I have heard of one lucky man for whom undervalued vegetables turned to solid gold. Here is the story as I was told it:
A farmer who grew acres and acres of onions became weary of trying to sell his onions at home, so he filled a carriage with bags of them and struck out to seek his fortune. After much journeying he reached a country where onions were unknown, and when he demonstrated their wonders to the royal court, the king rewarded the farmer by filling all of his onion bags with gold.
The farmer returned home and told his story. So his neighbor, a garlic farmer, took the same journey, to the same land.
The court was again bewitched, this time by garlic, and the night after a great feast, where garlic soups got the pulses quickened, and garlic chicken drove people to ecstasy, the garlic farmer was rewarded; his garlic sacks filled to brimming with treasure. The man drove straight back to his native land, aching to see his riches. When he finally arrived, he opened his bulging bags to find them full of the kingdom’s most prized possession: onions.”
I ate the best dessert of my life almost a decade ago in a town called
Praiano, seven miles down the winding road that leads from the
cliffside town of Positano toward the sea.
At the bottom of the road there is a tiny harbor where a man
named Armandino runs a restaurant with his daughter. I ate lunch
there, outside by the pier on a clear blue spring day.
I was with the man loved, and we ate. We ate tuna preserved
in olive oil, with little black olives and slivers of onion. Then pasta
with baby clams, still in their shells.
Then there was a plate of seafood: baby octopus, no bigger than
the pad of my thumb; pin-sized white bait; whole little anchovies;
a single, whole red mullet, just longer from his head to tail than
my hand. Each had been dipped in batter and fried and served with
lemon. After lunch we had hard nut cookies and a kind of half
frozen pudding. And then small dark coffees. After coffee, there was
limoncello, made from the lemons that grow up and down the cliffs.
When we finished our liqueur we sat, dazzled by the meal, the
bright water, and the birds picking fish off rocks and letting them
fall again, boats dropping in and out of the nearby harbors, which
were sunk too deep into the cliffs' mouths for us to watch them
Then Armandino came to our table carrying a bowl of dark, wet
walnuts, still in their shells, and two half glasses of red wine. We
explained that we were too full and had a distance still to drive that
day. Armandino pressed the wineglasses down and cleared a space
between them for the bowl of walnuts, and another for their shells.

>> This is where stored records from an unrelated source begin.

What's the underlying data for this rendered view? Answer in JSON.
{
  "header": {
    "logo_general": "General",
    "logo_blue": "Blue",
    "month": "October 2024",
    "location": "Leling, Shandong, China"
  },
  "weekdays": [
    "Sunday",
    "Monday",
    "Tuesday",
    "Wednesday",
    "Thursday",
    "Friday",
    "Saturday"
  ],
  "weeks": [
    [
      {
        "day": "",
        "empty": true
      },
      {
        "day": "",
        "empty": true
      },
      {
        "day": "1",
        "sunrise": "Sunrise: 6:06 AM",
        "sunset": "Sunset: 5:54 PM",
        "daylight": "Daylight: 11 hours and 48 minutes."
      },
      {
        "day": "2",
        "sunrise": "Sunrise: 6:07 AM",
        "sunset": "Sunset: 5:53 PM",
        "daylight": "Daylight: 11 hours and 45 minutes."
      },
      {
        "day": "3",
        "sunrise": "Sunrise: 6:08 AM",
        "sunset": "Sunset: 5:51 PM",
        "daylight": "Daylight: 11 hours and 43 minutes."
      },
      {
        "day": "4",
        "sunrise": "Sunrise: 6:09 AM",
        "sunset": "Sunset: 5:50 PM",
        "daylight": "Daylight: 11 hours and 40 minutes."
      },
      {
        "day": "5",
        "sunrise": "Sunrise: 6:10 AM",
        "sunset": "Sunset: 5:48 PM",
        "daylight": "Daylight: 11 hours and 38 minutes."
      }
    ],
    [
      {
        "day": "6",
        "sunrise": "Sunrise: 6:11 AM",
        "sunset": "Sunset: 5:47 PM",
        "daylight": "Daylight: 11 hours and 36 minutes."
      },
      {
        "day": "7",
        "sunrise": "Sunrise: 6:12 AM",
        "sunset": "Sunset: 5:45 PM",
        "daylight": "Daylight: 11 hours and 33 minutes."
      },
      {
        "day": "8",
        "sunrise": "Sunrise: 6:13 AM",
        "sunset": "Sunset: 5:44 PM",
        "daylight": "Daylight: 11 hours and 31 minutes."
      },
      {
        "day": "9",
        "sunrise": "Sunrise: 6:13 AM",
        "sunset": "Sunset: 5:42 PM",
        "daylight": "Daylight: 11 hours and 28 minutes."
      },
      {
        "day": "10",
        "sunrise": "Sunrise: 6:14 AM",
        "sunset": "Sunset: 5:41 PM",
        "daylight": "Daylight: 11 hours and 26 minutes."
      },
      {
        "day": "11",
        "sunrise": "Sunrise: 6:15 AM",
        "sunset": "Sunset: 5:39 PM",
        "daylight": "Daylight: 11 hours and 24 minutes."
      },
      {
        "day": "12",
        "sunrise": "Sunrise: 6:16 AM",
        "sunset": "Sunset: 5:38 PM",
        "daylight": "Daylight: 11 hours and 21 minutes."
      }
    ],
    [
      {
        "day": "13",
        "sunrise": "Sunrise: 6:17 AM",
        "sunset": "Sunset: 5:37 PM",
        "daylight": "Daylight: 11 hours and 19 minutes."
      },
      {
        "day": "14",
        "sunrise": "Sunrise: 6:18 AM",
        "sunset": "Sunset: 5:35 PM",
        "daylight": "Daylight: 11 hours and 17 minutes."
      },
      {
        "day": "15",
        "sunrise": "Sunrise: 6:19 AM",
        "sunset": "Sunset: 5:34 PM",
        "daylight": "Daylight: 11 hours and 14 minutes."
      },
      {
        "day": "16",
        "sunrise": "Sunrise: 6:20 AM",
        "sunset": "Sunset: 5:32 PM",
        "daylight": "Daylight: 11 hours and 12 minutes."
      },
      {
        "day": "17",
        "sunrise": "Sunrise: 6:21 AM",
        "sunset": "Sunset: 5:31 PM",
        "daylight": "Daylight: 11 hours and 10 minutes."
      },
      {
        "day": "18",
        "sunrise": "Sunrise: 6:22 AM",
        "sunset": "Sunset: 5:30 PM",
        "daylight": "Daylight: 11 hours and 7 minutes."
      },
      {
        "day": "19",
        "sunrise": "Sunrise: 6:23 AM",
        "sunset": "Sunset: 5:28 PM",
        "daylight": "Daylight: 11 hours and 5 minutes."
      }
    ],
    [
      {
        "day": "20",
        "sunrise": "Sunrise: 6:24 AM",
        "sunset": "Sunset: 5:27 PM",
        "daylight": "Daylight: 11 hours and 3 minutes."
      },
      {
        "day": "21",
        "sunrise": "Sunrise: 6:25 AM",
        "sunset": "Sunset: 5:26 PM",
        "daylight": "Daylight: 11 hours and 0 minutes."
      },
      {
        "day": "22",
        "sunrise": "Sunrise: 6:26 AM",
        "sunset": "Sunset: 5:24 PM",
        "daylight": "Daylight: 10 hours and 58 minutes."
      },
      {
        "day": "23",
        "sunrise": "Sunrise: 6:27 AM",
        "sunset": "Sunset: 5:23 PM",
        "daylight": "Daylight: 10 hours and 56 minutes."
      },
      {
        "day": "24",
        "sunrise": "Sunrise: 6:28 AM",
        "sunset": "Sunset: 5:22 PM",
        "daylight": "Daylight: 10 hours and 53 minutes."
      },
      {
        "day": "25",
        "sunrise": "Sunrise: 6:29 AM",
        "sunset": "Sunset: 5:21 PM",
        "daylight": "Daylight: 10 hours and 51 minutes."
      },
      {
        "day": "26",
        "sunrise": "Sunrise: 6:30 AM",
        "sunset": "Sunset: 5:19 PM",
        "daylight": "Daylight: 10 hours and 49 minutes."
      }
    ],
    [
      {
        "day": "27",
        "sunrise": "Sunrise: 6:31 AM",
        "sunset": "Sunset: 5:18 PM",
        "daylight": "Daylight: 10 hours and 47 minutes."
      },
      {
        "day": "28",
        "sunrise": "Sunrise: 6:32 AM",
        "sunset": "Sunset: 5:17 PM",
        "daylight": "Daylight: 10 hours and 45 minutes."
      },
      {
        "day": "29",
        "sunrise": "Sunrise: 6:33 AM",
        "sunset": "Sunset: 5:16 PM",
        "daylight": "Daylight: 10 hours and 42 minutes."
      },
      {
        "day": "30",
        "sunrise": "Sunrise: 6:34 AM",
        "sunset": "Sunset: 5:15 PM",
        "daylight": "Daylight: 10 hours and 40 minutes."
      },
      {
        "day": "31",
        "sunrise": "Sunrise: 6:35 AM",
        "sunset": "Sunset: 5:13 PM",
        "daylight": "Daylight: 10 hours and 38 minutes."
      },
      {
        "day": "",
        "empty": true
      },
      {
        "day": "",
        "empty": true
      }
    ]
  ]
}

It would be better, he said. if we left lunch with the tastes of the next
meal already in our mouths.
Cookies and lemon liqueur said nothing of dinner, but half sweet
walnuts and wine began to whisper. Something of another hunger,
another meal, of again finding a place to sit together, again finding
something good to eat.
We nodded, understanding then, and began to crack and peel the
nuts, still wet inside their shells.
We stopped talking and just peeled, watching thin filaments of
walnut skin coming off when either of us hit on spots with good
focus. We sipped our wine slowly and remained there, peeling and
sipping, getting no drunker but more ready, until the sky began to
darken, and it made sense for us to go.